As Cape Cod’s most storied town, you’ll find ample accommodation in P-town, including boutique hotels, oceanfront resorts, and private vacation rentals. The competition is stiff, particularly in the summer — the town of 3,000 welcomes up to 60,000 visitors a day during July and August!
Especially for Airbnb rentals, book far in advance for the peak summer season and be aware that daily rates double (and sometimes even triple) compared to the off-season. Plus, most rentals have a 7-day minimum rental period! If you snag a property, your efforts will be rewarded with an excellent base camp for beaches, restaurant hotspots, and cultural attractions. During the off-season, options are far more abundant and affordable.
Hyannis has many budget-friendly accommodation options, including chain hotels, motels, and even a hostel. As a perfect jumping-off point to explore Cape Cod, Hyannis is ideal for travelers looking for a no-frills overnight experience. The Airbnb market is smaller, with mainly larger cottages for rent by groups and families. There aren’t many waterfront options, so those looking for a beach house or resort stay may want to look elsewhere.
For a well-rounded selection of accommodations, consider Dennis Port. Everything from quaint cottages and affordable inns to resorts and more luxury options catering to every type of traveler. The town sits right on the Atlantic, with pleasant beaches within walking distance from most rental properties. Since the beaches are smaller here, they don’t tend to attract many out-of-town day-trippers, mainly catering to locals and renters.
For Airbnb rentals right on or close to popular Cape beaches, consider the Falmouth peninsula. A range of homes is available, from luxury getaways to simple studio spaces. Hotels tend to be more upscale in Falmouth, with private rooms in a shared Airbnb often one of the most affordable options.
How To Get to Cape Cod
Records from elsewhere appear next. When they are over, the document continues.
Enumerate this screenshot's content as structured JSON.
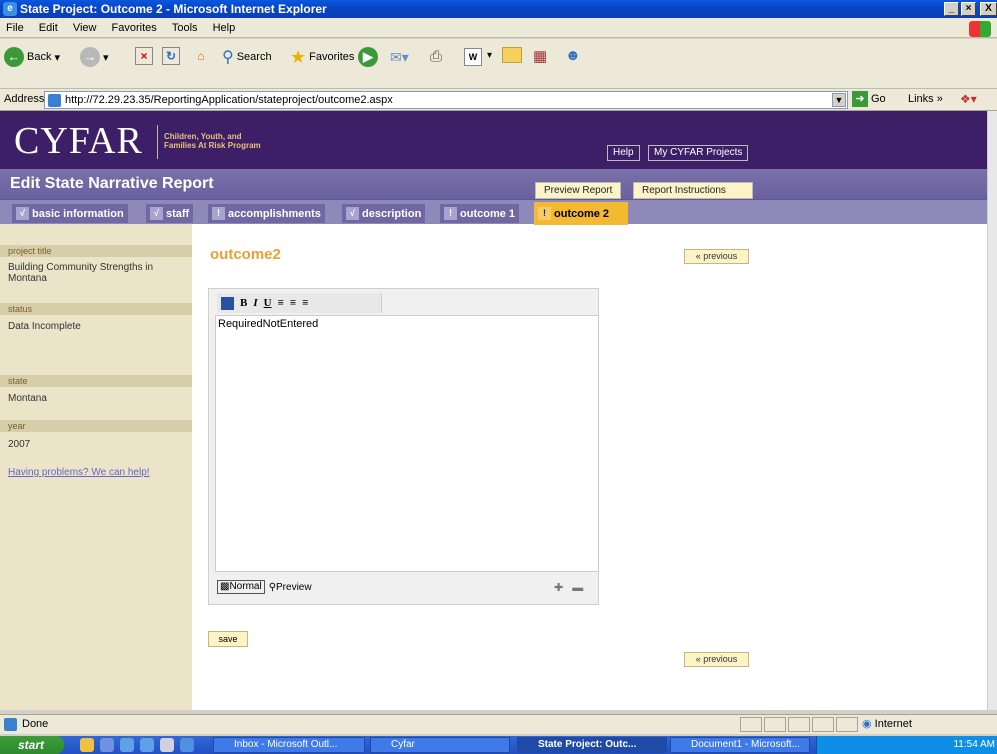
{
  "window": {
    "title": "State Project: Outcome 2 - Microsoft Internet Explorer",
    "min": "_",
    "max": "×",
    "close": "X"
  },
  "menu": [
    "File",
    "Edit",
    "View",
    "Favorites",
    "Tools",
    "Help"
  ],
  "toolbar": {
    "back": "Back",
    "search": "Search",
    "favorites": "Favorites",
    "edit_w": "W"
  },
  "address": {
    "label": "Address",
    "url": "http://72.29.23.35/ReportingApplication/stateproject/outcome2.aspx",
    "go": "Go",
    "links": "Links"
  },
  "site": {
    "logo": "CYFAR",
    "logo_sub1": "Children, Youth, and",
    "logo_sub2": "Families At Risk Program",
    "help": "Help",
    "my_projects": "My CYFAR Projects",
    "page_heading": "Edit State Narrative Report",
    "preview_report": "Preview Report",
    "report_instructions": "Report Instructions"
  },
  "tabs": [
    {
      "label": "basic information",
      "icon": "√"
    },
    {
      "label": "staff",
      "icon": "√"
    },
    {
      "label": "accomplishments",
      "icon": "!"
    },
    {
      "label": "description",
      "icon": "√"
    },
    {
      "label": "outcome 1",
      "icon": "!"
    },
    {
      "label": "outcome 2",
      "icon": "!"
    }
  ],
  "sidebar": {
    "project_title_label": "project title",
    "project_title": "Building Community Strengths in Montana",
    "status_label": "status",
    "status": "Data Incomplete",
    "state_label": "state",
    "state": "Montana",
    "year_label": "year",
    "year": "2007",
    "help_link": "Having problems? We can help!"
  },
  "main": {
    "title": "outcome2",
    "previous": "« previous",
    "editor_text": "RequiredNotEntered",
    "mode_normal": "Normal",
    "mode_preview": "Preview",
    "save": "save"
  },
  "status": {
    "text": "Done",
    "zone": "Internet"
  },
  "taskbar": {
    "start": "start",
    "items": [
      "Inbox - Microsoft Outl...",
      "Cyfar",
      "State Project: Outc...",
      "Document1 - Microsoft..."
    ],
    "clock": "11:54 AM"
  }
}
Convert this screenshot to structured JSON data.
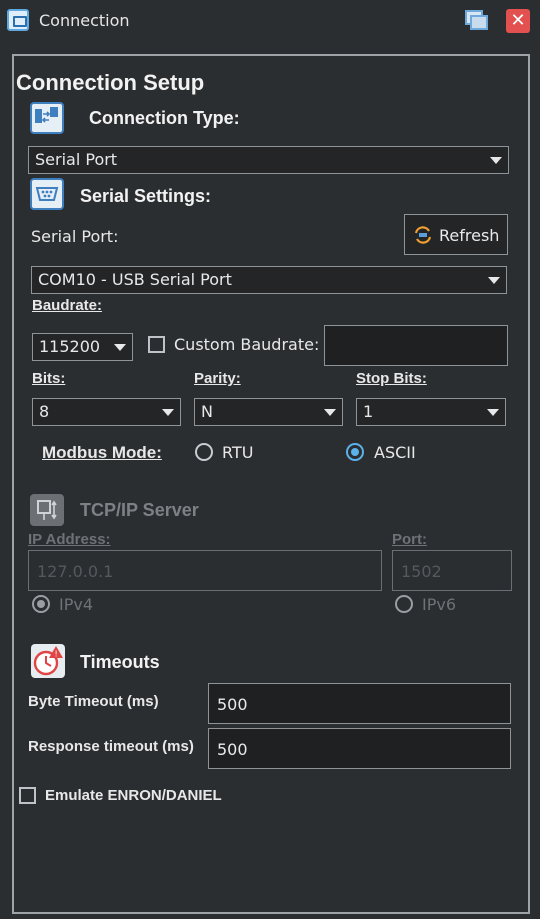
{
  "window": {
    "title": "Connection"
  },
  "panel": {
    "heading": "Connection Setup",
    "connection_type": {
      "title": "Connection Type:",
      "value": "Serial Port"
    },
    "serial": {
      "title": "Serial Settings:",
      "port_label": "Serial Port:",
      "refresh_label": "Refresh",
      "port_value": "COM10 - USB Serial Port",
      "baudrate_label": "Baudrate:",
      "baudrate_value": "115200",
      "custom_baudrate_label": "Custom Baudrate:",
      "custom_baudrate_value": "",
      "custom_baudrate_checked": false,
      "bits_label": "Bits:",
      "bits_value": "8",
      "parity_label": "Parity:",
      "parity_value": "N",
      "stopbits_label": "Stop Bits:",
      "stopbits_value": "1",
      "modbus_mode_label": "Modbus Mode:",
      "modbus_modes": [
        "RTU",
        "ASCII"
      ],
      "modbus_mode_selected": "ASCII"
    },
    "tcp": {
      "title": "TCP/IP Server",
      "ip_label": "IP Address:",
      "ip_value": "127.0.0.1",
      "port_label": "Port:",
      "port_value": "1502",
      "ipv4_label": "IPv4",
      "ipv6_label": "IPv6",
      "ip_version_selected": "IPv4",
      "enabled": false
    },
    "timeouts": {
      "title": "Timeouts",
      "byte_label": "Byte Timeout (ms)",
      "byte_value": "500",
      "response_label": "Response timeout (ms)",
      "response_value": "500"
    },
    "emulate": {
      "label": "Emulate ENRON/DANIEL",
      "checked": false
    }
  },
  "colors": {
    "background": "#2b2e31",
    "accent_radio": "#5bb2ea",
    "close_button": "#e25050",
    "border": "#9ea3a8"
  },
  "icons": [
    "app-icon",
    "restore-icon",
    "close-icon",
    "connection-type-icon",
    "serial-port-icon",
    "refresh-icon",
    "network-icon",
    "timeout-clock-icon"
  ]
}
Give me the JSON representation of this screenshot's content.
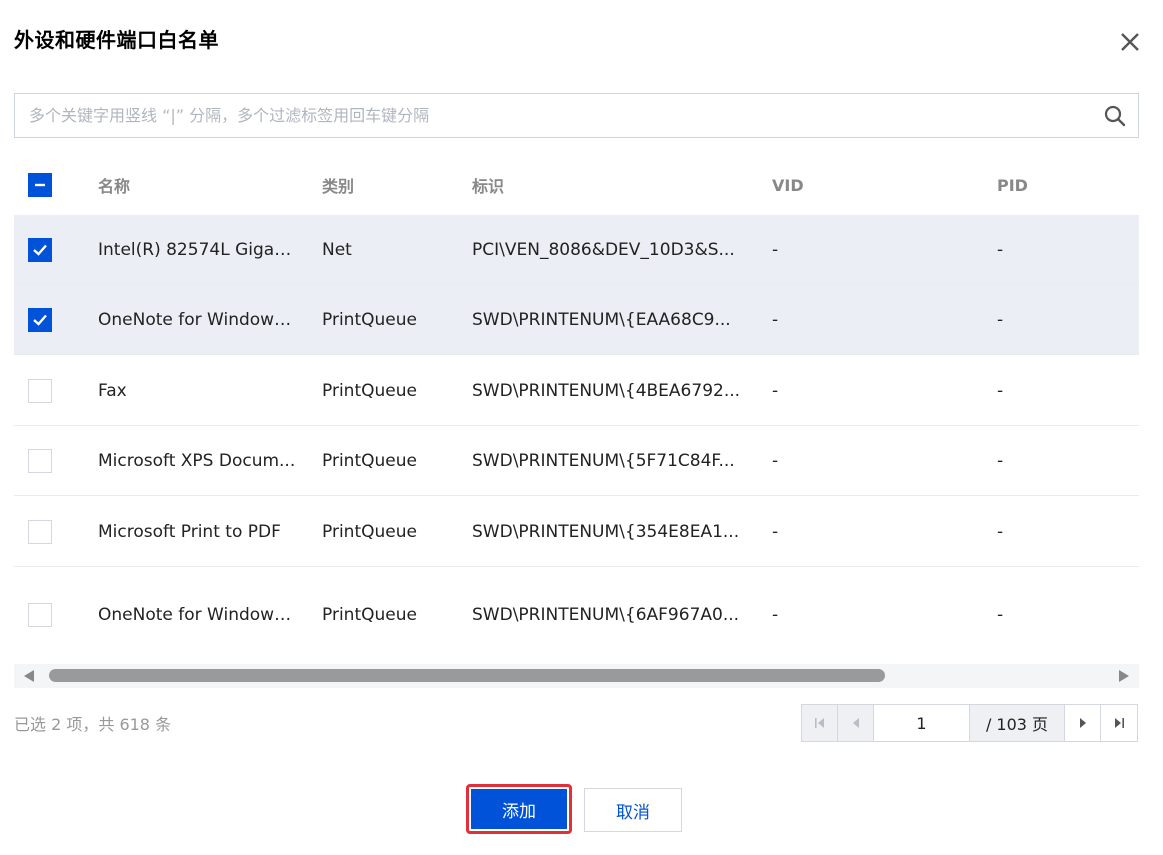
{
  "dialog": {
    "title": "外设和硬件端口白名单"
  },
  "search": {
    "placeholder": "多个关键字用竖线 “|” 分隔，多个过滤标签用回车键分隔"
  },
  "table": {
    "columns": [
      "名称",
      "类别",
      "标识",
      "VID",
      "PID"
    ],
    "rows": [
      {
        "checked": true,
        "name": "Intel(R) 82574L Gigab...",
        "type": "Net",
        "id": "PCI\\VEN_8086&DEV_10D3&S...",
        "vid": "-",
        "pid": "-"
      },
      {
        "checked": true,
        "name": "OneNote for Windows...",
        "type": "PrintQueue",
        "id": "SWD\\PRINTENUM\\{EAA68C9...",
        "vid": "-",
        "pid": "-"
      },
      {
        "checked": false,
        "name": "Fax",
        "type": "PrintQueue",
        "id": "SWD\\PRINTENUM\\{4BEA6792...",
        "vid": "-",
        "pid": "-"
      },
      {
        "checked": false,
        "name": "Microsoft XPS Docum...",
        "type": "PrintQueue",
        "id": "SWD\\PRINTENUM\\{5F71C84F...",
        "vid": "-",
        "pid": "-"
      },
      {
        "checked": false,
        "name": "Microsoft Print to PDF",
        "type": "PrintQueue",
        "id": "SWD\\PRINTENUM\\{354E8EA1...",
        "vid": "-",
        "pid": "-"
      },
      {
        "checked": false,
        "name": "OneNote for Windows...",
        "type": "PrintQueue",
        "id": "SWD\\PRINTENUM\\{6AF967A0...",
        "vid": "-",
        "pid": "-"
      }
    ]
  },
  "summary": "已选 2 项，共 618 条",
  "pagination": {
    "current_page": "1",
    "total_label": "/ 103 页"
  },
  "footer": {
    "add_label": "添加",
    "cancel_label": "取消"
  },
  "colors": {
    "primary": "#0052d9",
    "highlight_border": "#e2303a",
    "selected_row": "#ebeef4"
  }
}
A bus from Boston offers a cost-effective, no-hassle option for most travelers. A bus from Boston to Hyannis can cost as little as $19. While the lack of a car does impede mobility getting around Cape Cod, it also saves on beach parking (which can reach $20 per beach, adding up quickly) and helps fight the infamous summer traffic. Rideshares are also available on the Cape once you’re there. Additionally, many towns are bike-friendly.
Driving to Cape Cod
Driving your vehicle or renting one to make the trip to the Cape is also feasible, although you should be prepared for traffic and limited parking — even at hotels. However, having access to your vehicle does make it easier to access harder-to-reach areas, particularly within the national seashore.
Driving is much more pleasant around Cape Cod in winter, with no congestion.
Things To Do on Cape Cod: Final Thoughts
Cape Cod is an absolute must while visiting Boston, with its picture-perfect scenery and quaint, frozen-in-time vibe. Miles and miles of sandy beaches, rustic towns, museums, historical attractions, and delicious seafood will surely satisfy the itch for a coastal escape.
Although only 65 miles long, don’t expect to cover much ground in one day on the Cape. For everything from dining to driving, disregard a schedule and settle in with a laid-back “island time” mindset that matches the rhythm of the waves.
This post originally appeared on Savoteur.
Featured Image Credit: Pexels.